by the sovereign, even if it be to put him to death.
24. He forbade Emirs to address themselves to anyone except the sovereign.
Whoever addressed himself to asnyone but the sovereign was to be put
to death, and anyone changing his post without permission was also to
be put to death.
25. He ordered the Sultan to establish permanent postal communications
in order that he might be informed in good time of all the events of
26. He ordered his son, Jagatai-baen-Jenghiz Khan to see that the Yassa
From Mirhond (or Mirhovend):
27. He ordered that soldiers be punished for negligence; and hunters
who let an animal escape during a community hunt he ordered to be beaten
with sticks and in some cases to be put to death.
28. In cases of murder (punishment for murder) one could ransom himself
by paying fines which were: for a Mohammedan - 40 golden coins (Balysh);
and for a Chinese - one donkey.
29. The man in whose possession a stolen horse is found must return
it to its owner and add nine horses of the same kind: if he is unable
to pay this fine, his children must be taken instead of the horses,
and if he have no children, he himself shall be slaughtered like a sheep.
30. The Yassa of Jenghiz Khan forbids lies, theft and adultery and prescribes
love of one's neighbor as ones's self; it orders men not to hurt each
other and to forget offences completely, to sparae countries and cities
which submit voluntarily, to free from taxes temples consecrated to
God, and to respect old people and beggars.

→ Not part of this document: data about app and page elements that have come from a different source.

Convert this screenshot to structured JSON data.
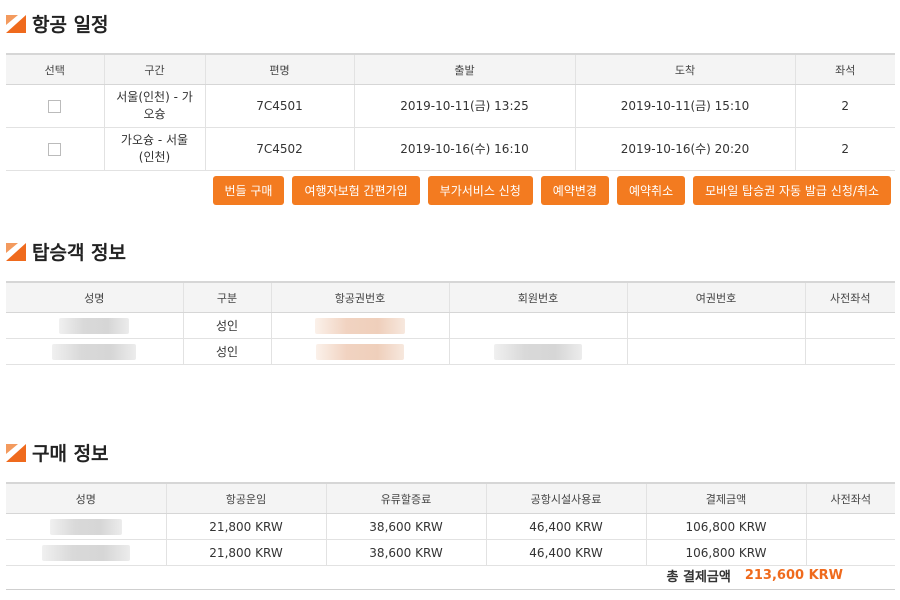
{
  "sections": {
    "flight_title": "항공 일정",
    "passenger_title": "탑승객 정보",
    "purchase_title": "구매 정보"
  },
  "flight_table": {
    "headers": [
      "선택",
      "구간",
      "편명",
      "출발",
      "도착",
      "좌석"
    ],
    "rows": [
      {
        "route": "서울(인천) - 가오슝",
        "flight": "7C4501",
        "depart": "2019-10-11(금) 13:25",
        "arrive": "2019-10-11(금) 15:10",
        "seats": "2"
      },
      {
        "route": "가오슝 - 서울(인천)",
        "flight": "7C4502",
        "depart": "2019-10-16(수) 16:10",
        "arrive": "2019-10-16(수) 20:20",
        "seats": "2"
      }
    ]
  },
  "buttons": [
    "번들 구매",
    "여행자보험 간편가입",
    "부가서비스 신청",
    "예약변경",
    "예약취소",
    "모바일 탑승권 자동 발급 신청/취소"
  ],
  "passenger_table": {
    "headers": [
      "성명",
      "구분",
      "항공권번호",
      "회원번호",
      "여권번호",
      "사전좌석"
    ],
    "rows": [
      {
        "type": "성인"
      },
      {
        "type": "성인"
      }
    ]
  },
  "purchase_table": {
    "headers": [
      "성명",
      "항공운임",
      "유류할증료",
      "공항시설사용료",
      "결제금액",
      "사전좌석"
    ],
    "rows": [
      {
        "fare": "21,800 KRW",
        "fuel": "38,600 KRW",
        "airport": "46,400 KRW",
        "payment": "106,800 KRW"
      },
      {
        "fare": "21,800 KRW",
        "fuel": "38,600 KRW",
        "airport": "46,400 KRW",
        "payment": "106,800 KRW"
      }
    ]
  },
  "total": {
    "label": "총 결제금액",
    "amount": "213,600 KRW"
  },
  "colors": {
    "accent": "#f37b20",
    "total_amount": "#ef6a1d"
  }
}
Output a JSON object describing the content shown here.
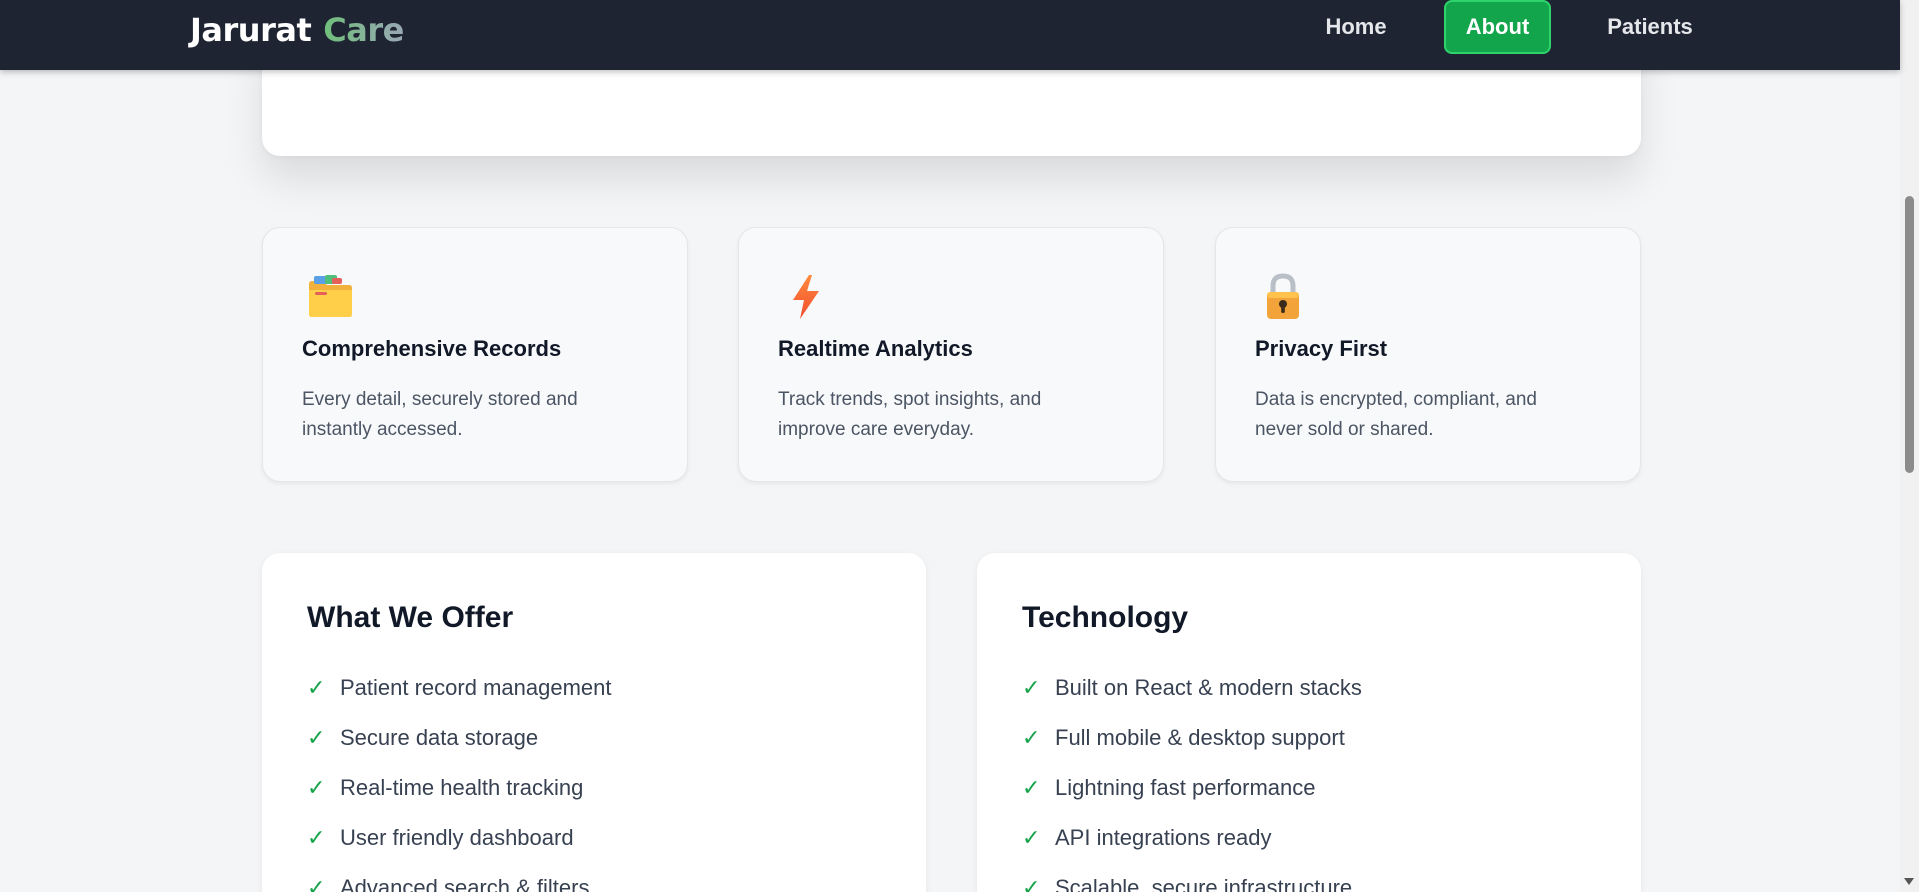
{
  "nav": {
    "brand_part1": "Jarurat",
    "brand_part2": "Care",
    "links": [
      {
        "label": "Home",
        "active": false
      },
      {
        "label": "About",
        "active": true
      },
      {
        "label": "Patients",
        "active": false
      }
    ],
    "active_color": "#12a54b"
  },
  "features": [
    {
      "icon": "folder-icon",
      "title": "Comprehensive Records",
      "description": "Every detail, securely stored and instantly accessed."
    },
    {
      "icon": "lightning-icon",
      "title": "Realtime Analytics",
      "description": "Track trends, spot insights, and improve care everyday."
    },
    {
      "icon": "lock-icon",
      "title": "Privacy First",
      "description": "Data is encrypted, compliant, and never sold or shared."
    }
  ],
  "offer": {
    "title": "What We Offer",
    "items": [
      "Patient record management",
      "Secure data storage",
      "Real-time health tracking",
      "User friendly dashboard",
      "Advanced search & filters"
    ]
  },
  "technology": {
    "title": "Technology",
    "items": [
      "Built on React & modern stacks",
      "Full mobile & desktop support",
      "Lightning fast performance",
      "API integrations ready",
      "Scalable, secure infrastructure"
    ]
  },
  "check_glyph": "✓",
  "colors": {
    "navbar": "#1f2433",
    "accent_green": "#16a34a",
    "page_bg": "#f4f5f7"
  }
}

Whoever violates these commands
is to be put to death.
31. (The Yassa prescribes these rules:) to love one another, not to
commit adultery, not to steal, not to give false witness, not to be
a traitor, and to respect old people and beggars. Whoever violates these
commands is put to death.
From various sources:
32. (The Yassa of J. K. prescribes that) a man who chokes on food must
be driven out of the camp and immediately killed; and whosoever puts
his foot on the threshold of the tent of the commander of an army shall
also be put to death.
33. If unable to abstain from drinking, a man may get drunk three times
a month; if he does it more than three times he is culpable; if he gets
drunk twice a month it is better; if once a month, this is still more
laudable; and if one does not drink at all what can be better? But where
can such a man be found? If such a man were found he would be worthy
of the highest esteem.(Riasanovsky considers this fragment to belong
to the Maxims of J.K., maxim 20)
34. Children born of a concubine are to be considered as legitimate,
and receive their share of the heritage according to the disposition
of it made by the father. (Beats the law of primogenture in Europe where
only oldest inherited) Much more civilized. The distribution of property
is to be carried out on the basis of the senior son receiving more than
the junior, the younger son inheriting the household of the father.
The seniority of children depends upon the rank of their mother; one
of the wives must always be the senior, this being determined chiefly
by the time of her marriage.
35. After the death of his father, a son may dispose of the father's
wives, all except his mother; he may marry them or give them in marriage
36. All except the legal heirs are strictly forbidden to make use of
any of the property of the deceased.